Provided records:
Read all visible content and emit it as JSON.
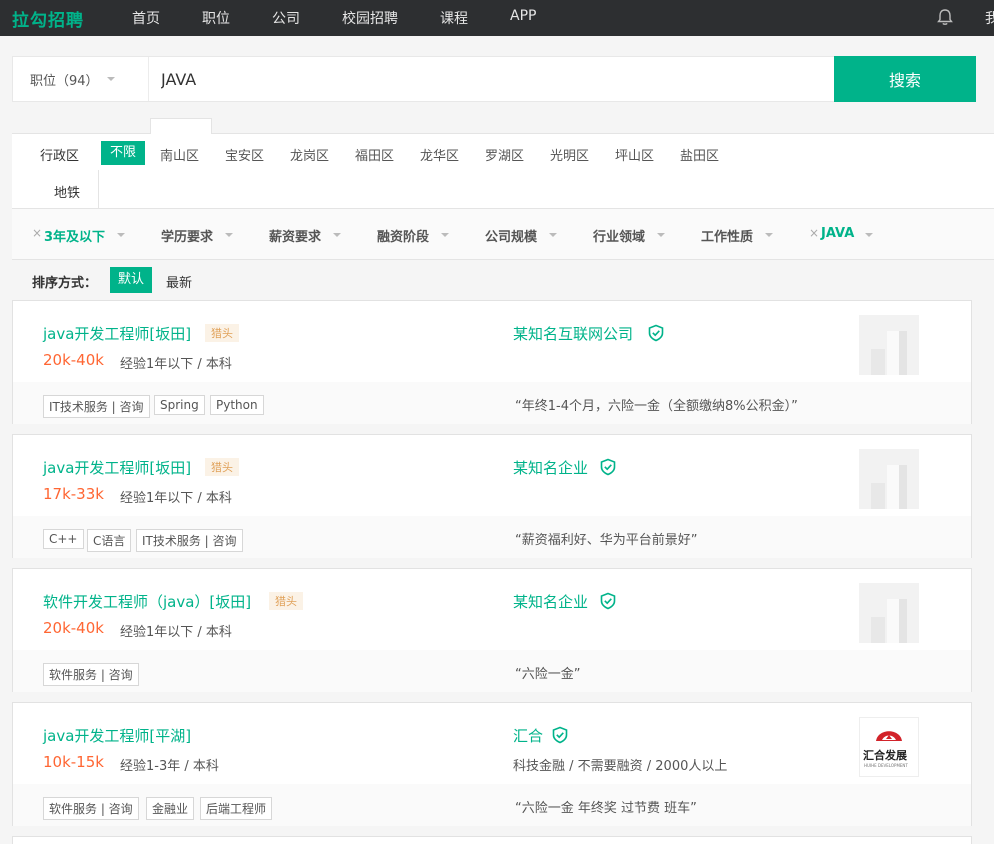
{
  "nav": {
    "logo": "拉勾招聘",
    "links": [
      "首页",
      "职位",
      "公司",
      "校园招聘",
      "课程",
      "APP"
    ],
    "user_partial": "我"
  },
  "search": {
    "type_label": "职位（94）",
    "query": "JAVA",
    "button": "搜索"
  },
  "district": {
    "label": "行政区",
    "active": "不限",
    "items": [
      "南山区",
      "宝安区",
      "龙岗区",
      "福田区",
      "龙华区",
      "罗湖区",
      "光明区",
      "坪山区",
      "盐田区"
    ],
    "metro": "地铁"
  },
  "conditions": {
    "items": [
      "3年及以下",
      "学历要求",
      "薪资要求",
      "融资阶段",
      "公司规模",
      "行业领域",
      "工作性质",
      "JAVA"
    ],
    "active": [
      "3年及以下",
      "JAVA"
    ],
    "remove_mark": "×"
  },
  "sort": {
    "label": "排序方式：",
    "default": "默认",
    "newest": "最新"
  },
  "jobs": [
    {
      "title": "java开发工程师[坂田]",
      "badge": "猎头",
      "salary": "20k-40k",
      "requirement": "经验1年以下 / 本科",
      "company": "某知名互联网公司",
      "industry": "",
      "tags": [
        "IT技术服务 | 咨询",
        "Spring",
        "Python"
      ],
      "benefit": "“年终1-4个月，六险一金（全额缴纳8%公积金）”"
    },
    {
      "title": "java开发工程师[坂田]",
      "badge": "猎头",
      "salary": "17k-33k",
      "requirement": "经验1年以下 / 本科",
      "company": "某知名企业",
      "industry": "",
      "tags": [
        "C++",
        "C语言",
        "IT技术服务 | 咨询"
      ],
      "benefit": "“薪资福利好、华为平台前景好”"
    },
    {
      "title": "软件开发工程师（java）[坂田]",
      "badge": "猎头",
      "salary": "20k-40k",
      "requirement": "经验1年以下 / 本科",
      "company": "某知名企业",
      "industry": "",
      "tags": [
        "软件服务 | 咨询"
      ],
      "benefit": "“六险一金”"
    },
    {
      "title": "java开发工程师[平湖]",
      "badge": "",
      "salary": "10k-15k",
      "requirement": "经验1-3年 / 本科",
      "company": "汇合",
      "industry": "科技金融 / 不需要融资 / 2000人以上",
      "tags": [
        "软件服务 | 咨询",
        "金融业",
        "后端工程师"
      ],
      "benefit": "“六险一金 年终奖 过节费 班车”",
      "logo_text": "汇合发展",
      "logo_sub": "HUIHE DEVELOPMENT"
    }
  ],
  "colors": {
    "brand": "#00b38a",
    "salary": "#ff6633",
    "nav_bg": "#2d2f31"
  }
}
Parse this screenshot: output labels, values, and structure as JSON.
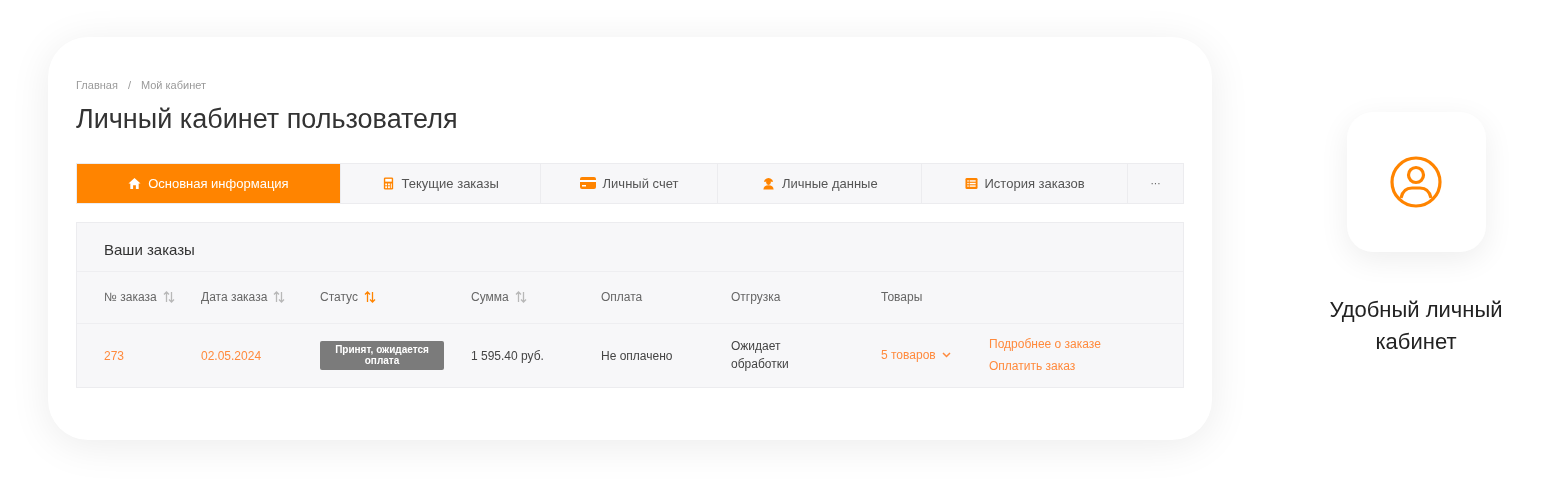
{
  "breadcrumbs": [
    {
      "label": "Главная"
    },
    {
      "label": "Мой кабинет"
    }
  ],
  "breadcrumb_separator": "/",
  "title": "Личный кабинет пользователя",
  "tabs": [
    {
      "label": "Основная информация",
      "selected": true
    },
    {
      "label": "Текущие заказы",
      "selected": false
    },
    {
      "label": "Личный счет",
      "selected": false
    },
    {
      "label": "Личные данные",
      "selected": false
    },
    {
      "label": "История заказов",
      "selected": false
    },
    {
      "label": "···",
      "selected": false
    }
  ],
  "orders": {
    "title": "Ваши заказы",
    "columns": [
      {
        "label": "№ заказа",
        "kind": "sortable",
        "sorted": false
      },
      {
        "label": "Дата заказа",
        "kind": "sortable",
        "sorted": false
      },
      {
        "label": "Статус",
        "kind": "sortable",
        "sorted": true
      },
      {
        "label": "Сумма",
        "kind": "sortable",
        "sorted": false
      },
      {
        "label": "Оплата",
        "kind": "plain"
      },
      {
        "label": "Отгрузка",
        "kind": "plain"
      },
      {
        "label": "Товары",
        "kind": "plain"
      }
    ],
    "rows": [
      {
        "number": "273",
        "date": "02.05.2024",
        "status": "Принят, ожидается оплата",
        "sum": "1 595.40 руб.",
        "payment": "Не оплачено",
        "shipment": "Ожидает обработки",
        "goods": "5 товаров",
        "actions": [
          "Подробнее о заказе",
          "Оплатить заказ"
        ]
      }
    ]
  },
  "feature": {
    "caption": "Удобный личный кабинет"
  }
}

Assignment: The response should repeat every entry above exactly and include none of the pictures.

Solution:
Read all visible content and emit it as JSON.
{
  "nav": {
    "logo": "拉勾招聘",
    "links": [
      "首页",
      "职位",
      "公司",
      "校园招聘",
      "课程",
      "APP"
    ],
    "user_partial": "我"
  },
  "search": {
    "type_label": "职位（94）",
    "query": "JAVA",
    "button": "搜索"
  },
  "district": {
    "label": "行政区",
    "active": "不限",
    "items": [
      "南山区",
      "宝安区",
      "龙岗区",
      "福田区",
      "龙华区",
      "罗湖区",
      "光明区",
      "坪山区",
      "盐田区"
    ],
    "metro": "地铁"
  },
  "conditions": {
    "items": [
      "3年及以下",
      "学历要求",
      "薪资要求",
      "融资阶段",
      "公司规模",
      "行业领域",
      "工作性质",
      "JAVA"
    ],
    "active": [
      "3年及以下",
      "JAVA"
    ],
    "remove_mark": "×"
  },
  "sort": {
    "label": "排序方式：",
    "default": "默认",
    "newest": "最新"
  },
  "jobs": [
    {
      "title": "java开发工程师[坂田]",
      "badge": "猎头",
      "salary": "20k-40k",
      "requirement": "经验1年以下 / 本科",
      "company": "某知名互联网公司",
      "industry": "",
      "tags": [
        "IT技术服务 | 咨询",
        "Spring",
        "Python"
      ],
      "benefit": "“年终1-4个月，六险一金（全额缴纳8%公积金）”"
    },
    {
      "title": "java开发工程师[坂田]",
      "badge": "猎头",
      "salary": "17k-33k",
      "requirement": "经验1年以下 / 本科",
      "company": "某知名企业",
      "industry": "",
      "tags": [
        "C++",
        "C语言",
        "IT技术服务 | 咨询"
      ],
      "benefit": "“薪资福利好、华为平台前景好”"
    },
    {
      "title": "软件开发工程师（java）[坂田]",
      "badge": "猎头",
      "salary": "20k-40k",
      "requirement": "经验1年以下 / 本科",
      "company": "某知名企业",
      "industry": "",
      "tags": [
        "软件服务 | 咨询"
      ],
      "benefit": "“六险一金”"
    },
    {
      "title": "java开发工程师[平湖]",
      "badge": "",
      "salary": "10k-15k",
      "requirement": "经验1-3年 / 本科",
      "company": "汇合",
      "industry": "科技金融 / 不需要融资 / 2000人以上",
      "tags": [
        "软件服务 | 咨询",
        "金融业",
        "后端工程师"
      ],
      "benefit": "“六险一金 年终奖 过节费 班车”",
      "logo_text": "汇合发展",
      "logo_sub": "HUIHE DEVELOPMENT"
    }
  ],
  "colors": {
    "brand": "#00b38a",
    "salary": "#ff6633",
    "nav_bg": "#2d2f31"
  }
}
Parse this screenshot: output labels, values, and structure as JSON.
{
  "breadcrumbs": [
    {
      "label": "Главная"
    },
    {
      "label": "Мой кабинет"
    }
  ],
  "breadcrumb_separator": "/",
  "title": "Личный кабинет пользователя",
  "tabs": [
    {
      "label": "Основная информация",
      "selected": true
    },
    {
      "label": "Текущие заказы",
      "selected": false
    },
    {
      "label": "Личный счет",
      "selected": false
    },
    {
      "label": "Личные данные",
      "selected": false
    },
    {
      "label": "История заказов",
      "selected": false
    },
    {
      "label": "···",
      "selected": false
    }
  ],
  "orders": {
    "title": "Ваши заказы",
    "columns": [
      {
        "label": "№ заказа",
        "kind": "sortable",
        "sorted": false
      },
      {
        "label": "Дата заказа",
        "kind": "sortable",
        "sorted": false
      },
      {
        "label": "Статус",
        "kind": "sortable",
        "sorted": true
      },
      {
        "label": "Сумма",
        "kind": "sortable",
        "sorted": false
      },
      {
        "label": "Оплата",
        "kind": "plain"
      },
      {
        "label": "Отгрузка",
        "kind": "plain"
      },
      {
        "label": "Товары",
        "kind": "plain"
      }
    ],
    "rows": [
      {
        "number": "273",
        "date": "02.05.2024",
        "status": "Принят, ожидается оплата",
        "sum": "1 595.40 руб.",
        "payment": "Не оплачено",
        "shipment": "Ожидает обработки",
        "goods": "5 товаров",
        "actions": [
          "Подробнее о заказе",
          "Оплатить заказ"
        ]
      }
    ]
  },
  "feature": {
    "caption": "Удобный личный кабинет"
  }
}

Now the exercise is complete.